Synthetic Genetic Evolution of polymers, broadly referred to as XNAs, can replicate and evolve just like their naturally occurring counterparts DNA and RNA. According to a study in the April 19th 2012 issue of the journal Science, the results of the research have implications not only for the fields of biotechnology and drug design, but also for research into the origins of life---on this planet and beyond. This means that you don't need to have the ribose and deoxyribose backbones of RNA and DNA in order to have transmittable, heritable, and evolvable information. Read more....
Microscopic, sponge-like African fossils could be the earliest known animals--and possibly our earliest evolutionary ancestors. The creature, Otavia antiqua, was found in 760-million-year-old rock in Namibia and was as tiny as it may be important. From these tiny "sponges" sprang very big things, the authors suggest in an article appearing in the South African Journal of Science . As possibly the first muticellular animals, Otavia could well be the forerunner of dinosaurs, humans-basically everything we think of as "animal." Read more......
The Top Ten Daily Consequences of
Having Evolved - From
hiccups to wisdom teeth to
goosebumps, the evolution of homo
sapiens has left behind some
glaring, yet innately human,
imperfections. By Rob Dunn,
Smithsonian.com, November 19,
The "Cambrian Extinction" may not have happened according to the report in the May 13th 2010 issue of the journal Nature. A new fossil find in Morocco shows that the disappearance of Burgess Shale fossils is not due to an extinction event, but more likely reflects the absence of preservation of similar soft-bodied organisms in later periods. The discovery of diverse soft-bodied creatures provides a link between earlier communities and the latter "explosion of life".
Why Ray Comfort is wrong - On November 11th, 2009, Ray Comfort, an evolution denier, distributed copies of Darwin's first book on college campuses, with an introduction written by him making a long list of bizarre claims about Darwin and evolution. Help fight this mis-information by printing out this one sheet rebuttal and distributing it where needed.
A Does evolution go in reverse? Since the late 19th century, biologists have debated if evolution can go in reverse. If not, then evolution may depend on more than natural selection. Multiple evolutionary paths could be possible through small chance events. Previous studies have focused on complex traits such as whale flippers, and scientists often lack sufficient information about ancestral traits or how present-day traits evolved. Scientists now have evidence that evolution doesn't make U-turns, simply reversing selective pressure won't make a biomolecule revert to an earlier form.... see ScienceNOW Daily News 23 Sep 2009

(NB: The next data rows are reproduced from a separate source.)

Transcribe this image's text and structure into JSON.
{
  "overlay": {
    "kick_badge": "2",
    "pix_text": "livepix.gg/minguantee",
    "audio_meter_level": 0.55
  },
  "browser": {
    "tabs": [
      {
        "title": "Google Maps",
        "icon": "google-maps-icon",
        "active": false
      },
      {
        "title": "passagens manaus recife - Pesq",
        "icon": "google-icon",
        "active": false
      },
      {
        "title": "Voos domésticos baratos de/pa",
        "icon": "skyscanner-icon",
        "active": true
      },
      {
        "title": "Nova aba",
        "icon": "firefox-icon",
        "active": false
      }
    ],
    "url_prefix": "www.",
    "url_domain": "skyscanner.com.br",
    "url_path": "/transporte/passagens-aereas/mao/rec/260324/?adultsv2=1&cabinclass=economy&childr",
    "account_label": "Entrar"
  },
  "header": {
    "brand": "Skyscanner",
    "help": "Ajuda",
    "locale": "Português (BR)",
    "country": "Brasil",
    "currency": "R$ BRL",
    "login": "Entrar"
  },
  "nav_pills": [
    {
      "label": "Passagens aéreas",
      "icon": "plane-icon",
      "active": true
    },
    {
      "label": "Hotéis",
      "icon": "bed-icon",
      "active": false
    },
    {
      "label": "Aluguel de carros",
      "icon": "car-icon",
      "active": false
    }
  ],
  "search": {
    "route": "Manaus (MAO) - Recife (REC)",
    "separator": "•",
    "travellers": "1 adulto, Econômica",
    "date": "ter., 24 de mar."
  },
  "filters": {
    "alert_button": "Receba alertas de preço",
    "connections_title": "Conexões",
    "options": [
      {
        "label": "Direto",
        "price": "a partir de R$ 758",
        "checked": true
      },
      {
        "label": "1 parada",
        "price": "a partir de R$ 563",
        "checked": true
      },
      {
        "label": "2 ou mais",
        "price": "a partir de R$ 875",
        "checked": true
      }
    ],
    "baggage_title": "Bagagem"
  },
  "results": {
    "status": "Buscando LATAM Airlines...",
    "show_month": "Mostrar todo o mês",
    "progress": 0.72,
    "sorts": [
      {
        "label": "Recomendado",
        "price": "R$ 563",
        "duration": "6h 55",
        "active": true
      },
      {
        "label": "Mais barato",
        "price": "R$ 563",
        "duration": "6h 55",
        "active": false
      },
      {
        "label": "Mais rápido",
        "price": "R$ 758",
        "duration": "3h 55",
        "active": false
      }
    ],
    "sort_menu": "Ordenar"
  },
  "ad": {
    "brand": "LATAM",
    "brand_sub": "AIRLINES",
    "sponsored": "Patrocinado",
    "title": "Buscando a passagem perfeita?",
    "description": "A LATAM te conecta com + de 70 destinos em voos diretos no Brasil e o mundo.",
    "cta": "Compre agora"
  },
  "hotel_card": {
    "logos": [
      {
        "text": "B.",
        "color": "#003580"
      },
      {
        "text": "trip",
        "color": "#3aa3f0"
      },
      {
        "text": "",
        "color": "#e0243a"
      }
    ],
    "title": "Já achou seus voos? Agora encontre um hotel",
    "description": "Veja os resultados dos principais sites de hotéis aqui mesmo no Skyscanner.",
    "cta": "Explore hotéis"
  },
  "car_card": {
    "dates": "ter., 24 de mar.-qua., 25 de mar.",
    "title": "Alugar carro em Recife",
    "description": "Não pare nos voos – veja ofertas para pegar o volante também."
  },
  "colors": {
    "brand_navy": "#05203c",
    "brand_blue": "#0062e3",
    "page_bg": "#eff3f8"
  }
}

A 47-million-year-old primate fossil that is a missing link, promises to shed new light on the earliest stages of evolution of the lineage that eventually led to humans. The unprecedented fossil of a lemur-like creature that probably weighed no more than 2 pounds when it was fully grown is remarkable because it is the most complete primate specimen ever obtained. The article describing the find can be seen at in the 19 May 2009 issue of PLoS